It is said that ‘old habits die hard’. Let us discover how far it is true and what can be done to change it.
Each of us have habits we would like to change but despite putting in lots of effort, we are unable to do so. We make resolutions but they last only for a few days, and sometimes only for a few hours.
Why does this happen?
The problem is not in the intention but in the method adopted. We all experience moments in our lives which fill us with positive energy which inspire us to change. These may be triggered by some inspirational personality, a movie, an article, a book etc. We commit ourselves to change and make promises and resolutions. However, these promises and resolutions are not methodically translated into a process. We do not formalise it into a systematic plan that can be executed. As the heat of moment passes, there is nothing left, to keep us on track and this results in failure.
Any Change passes through three phases
Realisation: There is a deep rooted need to change. A feeling that things/habits should not continue the way it is now. Realisation starts, when I decide to change irrespective of the situation or person around me.
Motivated Implementation: This is where the actual change starts. We slowly start bringing in the change or at least make preparations. Suppose, I want to increase my fitness, I start going for morning walks or join a yoga class. I start reading articles on fitness. I’d envision myself being fit and experience the joy.
Consistent Reconfirmation and Course Correction: This is the most important phase. We need to have regular check points in our schedules where we analyse the progress, take corrective measures if required and re-motivate ourselves. This should be a part of the daily routine. I could have posters around my work space, calendar reminders, and regular discussions with a trusted friend or mentor, maintain a journal or anything which serves the purpose.
Most of us make a great start but falter, at the last step. It is because we haven’t spent time analysing and taking corrective measures due to the busy lives we lead.
How to analyse the progress?
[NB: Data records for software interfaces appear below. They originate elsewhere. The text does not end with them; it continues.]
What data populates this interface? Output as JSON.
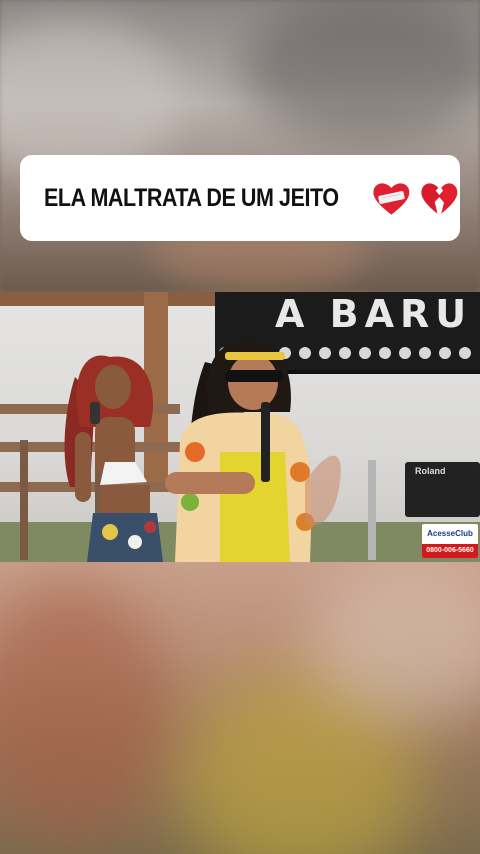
{
  "caption": {
    "text": "ELA MALTRATA DE UM JEITO",
    "emoji_1": "mending-heart-icon",
    "emoji_2": "broken-heart-icon"
  },
  "video": {
    "sign_text": "A BARU",
    "keyboard_brand": "Roland",
    "watermark": {
      "name": "AcesseClub",
      "phone": "0800-006-5660"
    }
  },
  "colors": {
    "caption_bg": "#ffffff",
    "caption_text": "#111111",
    "heart_red": "#e0202e",
    "watermark_red": "#d11b1b"
  }
}
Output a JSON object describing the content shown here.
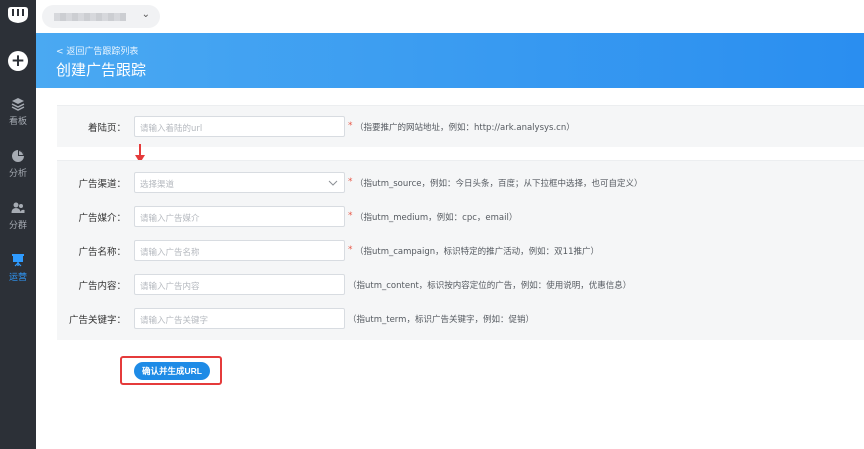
{
  "sidebar": {
    "add_symbol": "+",
    "items": [
      {
        "label": "看板",
        "icon": "layers-icon"
      },
      {
        "label": "分析",
        "icon": "pie-chart-icon"
      },
      {
        "label": "分群",
        "icon": "users-icon"
      },
      {
        "label": "运营",
        "icon": "presentation-board-icon"
      }
    ],
    "active_color": "#2f9bff"
  },
  "topbar": {
    "project_chevron": "⌄"
  },
  "header": {
    "back_link": "< 返回广告跟踪列表",
    "title": "创建广告跟踪"
  },
  "form": {
    "landing": {
      "label": "着陆页：",
      "placeholder": "请输入着陆的url",
      "required": "*",
      "hint": "（指要推广的网站地址，例如：http://ark.analysys.cn）"
    },
    "channel": {
      "label": "广告渠道：",
      "placeholder": "选择渠道",
      "required": "*",
      "hint": "（指utm_source，例如：今日头条，百度；从下拉框中选择，也可自定义）"
    },
    "medium": {
      "label": "广告媒介：",
      "placeholder": "请输入广告媒介",
      "required": "*",
      "hint": "（指utm_medium，例如：cpc，email）"
    },
    "campaign": {
      "label": "广告名称：",
      "placeholder": "请输入广告名称",
      "required": "*",
      "hint": "（指utm_campaign，标识特定的推广活动，例如：双11推广）"
    },
    "content": {
      "label": "广告内容：",
      "placeholder": "请输入广告内容",
      "hint": "（指utm_content，标识按内容定位的广告，例如：使用说明，优惠信息）"
    },
    "keyword": {
      "label": "广告关键字：",
      "placeholder": "请输入广告关键字",
      "hint": "（指utm_term，标识广告关键字，例如：促销）"
    }
  },
  "submit": {
    "label": "确认并生成URL"
  },
  "colors": {
    "banner": "#2a8ef0",
    "button": "#1e8be6",
    "highlight": "#e53b3b"
  }
}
Once we have initiated the change and have made some progress it is important to analyse it in an objective way. Most of us get critical and look at the things we are yet to complete or have failed to achieve, instead of looking at what we have achieved. This causes exhaustion and disappointment. It is equally important to appreciate what we have achieved, however small it may be. This gives us the power to move ahead and take steps to correct our failures.
Be Practical and Patient: Mostly our resolves have a lot of enthusiasm and we expect quick results. We want things to change overnight. This is not practical. Any change takes time. Any challenge that we take up will have difficulties. Failures are a part of it. We should be prepared to face them in advance. Sit back and analyse them and find practical solutions. Don’t expect magic to happen. Realistic expectation can keep up the enthusiasm going for long time, as they are based on facts, and not just on wishful thinking.
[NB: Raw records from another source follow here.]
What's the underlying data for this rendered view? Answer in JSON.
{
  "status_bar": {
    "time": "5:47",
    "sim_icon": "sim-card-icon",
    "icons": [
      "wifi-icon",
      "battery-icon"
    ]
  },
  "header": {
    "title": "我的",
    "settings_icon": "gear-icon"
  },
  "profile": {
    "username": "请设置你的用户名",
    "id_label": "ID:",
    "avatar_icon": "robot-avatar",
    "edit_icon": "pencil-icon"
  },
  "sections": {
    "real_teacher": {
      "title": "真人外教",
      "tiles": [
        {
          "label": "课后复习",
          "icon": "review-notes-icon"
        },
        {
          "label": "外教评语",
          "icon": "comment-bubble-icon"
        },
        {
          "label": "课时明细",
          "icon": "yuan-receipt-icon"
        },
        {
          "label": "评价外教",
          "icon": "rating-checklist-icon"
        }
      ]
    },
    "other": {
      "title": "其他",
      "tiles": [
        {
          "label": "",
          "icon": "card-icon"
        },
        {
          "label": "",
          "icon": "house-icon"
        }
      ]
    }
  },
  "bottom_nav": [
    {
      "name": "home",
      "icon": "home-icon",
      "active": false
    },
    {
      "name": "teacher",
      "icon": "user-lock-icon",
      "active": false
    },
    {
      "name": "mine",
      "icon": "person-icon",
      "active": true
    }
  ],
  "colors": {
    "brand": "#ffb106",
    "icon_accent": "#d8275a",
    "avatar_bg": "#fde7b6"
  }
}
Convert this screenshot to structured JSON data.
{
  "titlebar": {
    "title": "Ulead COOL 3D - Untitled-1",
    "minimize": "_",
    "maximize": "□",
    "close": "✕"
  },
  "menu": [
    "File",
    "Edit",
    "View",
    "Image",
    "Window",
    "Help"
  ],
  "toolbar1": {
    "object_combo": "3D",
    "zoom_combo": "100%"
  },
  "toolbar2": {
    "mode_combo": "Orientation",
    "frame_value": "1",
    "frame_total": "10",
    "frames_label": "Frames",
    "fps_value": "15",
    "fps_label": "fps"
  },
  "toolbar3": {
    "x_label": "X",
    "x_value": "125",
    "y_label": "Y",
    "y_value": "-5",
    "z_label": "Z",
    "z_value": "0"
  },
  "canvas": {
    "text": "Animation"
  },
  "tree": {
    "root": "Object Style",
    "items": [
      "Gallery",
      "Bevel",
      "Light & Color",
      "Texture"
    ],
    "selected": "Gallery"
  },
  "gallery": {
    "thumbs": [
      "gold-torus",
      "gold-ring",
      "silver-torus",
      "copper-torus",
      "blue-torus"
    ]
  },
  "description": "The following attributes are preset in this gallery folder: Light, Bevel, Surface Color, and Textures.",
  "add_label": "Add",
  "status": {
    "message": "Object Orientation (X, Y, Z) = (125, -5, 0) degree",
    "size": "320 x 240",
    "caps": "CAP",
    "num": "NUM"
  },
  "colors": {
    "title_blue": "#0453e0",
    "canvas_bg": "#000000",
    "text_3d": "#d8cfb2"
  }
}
The best teacher is past experience – learn from it
Most of us don’t want to re-visit our past. This mainly happens because revisiting the past is accompanied with a feeling of fear, pain and rejection. This keeps us away from the valuable experiences and learnings our past has to offer. Meditation not only helps dilute the pain but also teaches us to watch our past as a detached observer. E.g. someone has tried to lose weight multiple times in the past, but has failed. As a detached observer analyse what led to the failure – lack of consistency, expecting quick results, not tracking the progress, bad company, giving in to unhealthy food etc. Then take corrective measures to not repeat these mistakes in the present and future. Resulting in better chances to succeed.
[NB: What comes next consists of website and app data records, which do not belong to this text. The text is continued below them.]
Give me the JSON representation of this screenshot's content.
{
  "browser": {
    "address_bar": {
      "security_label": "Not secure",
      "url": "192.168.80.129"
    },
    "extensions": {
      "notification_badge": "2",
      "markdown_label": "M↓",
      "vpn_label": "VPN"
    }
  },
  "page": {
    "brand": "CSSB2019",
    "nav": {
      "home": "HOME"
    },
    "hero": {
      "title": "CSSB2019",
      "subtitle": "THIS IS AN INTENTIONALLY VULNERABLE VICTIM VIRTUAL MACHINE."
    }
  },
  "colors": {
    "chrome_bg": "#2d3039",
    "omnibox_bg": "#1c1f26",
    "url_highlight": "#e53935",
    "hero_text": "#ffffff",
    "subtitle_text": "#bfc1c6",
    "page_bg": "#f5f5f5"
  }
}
Self-motivation plays a very important role in changing old habits. Here are a few insights on self-motivation.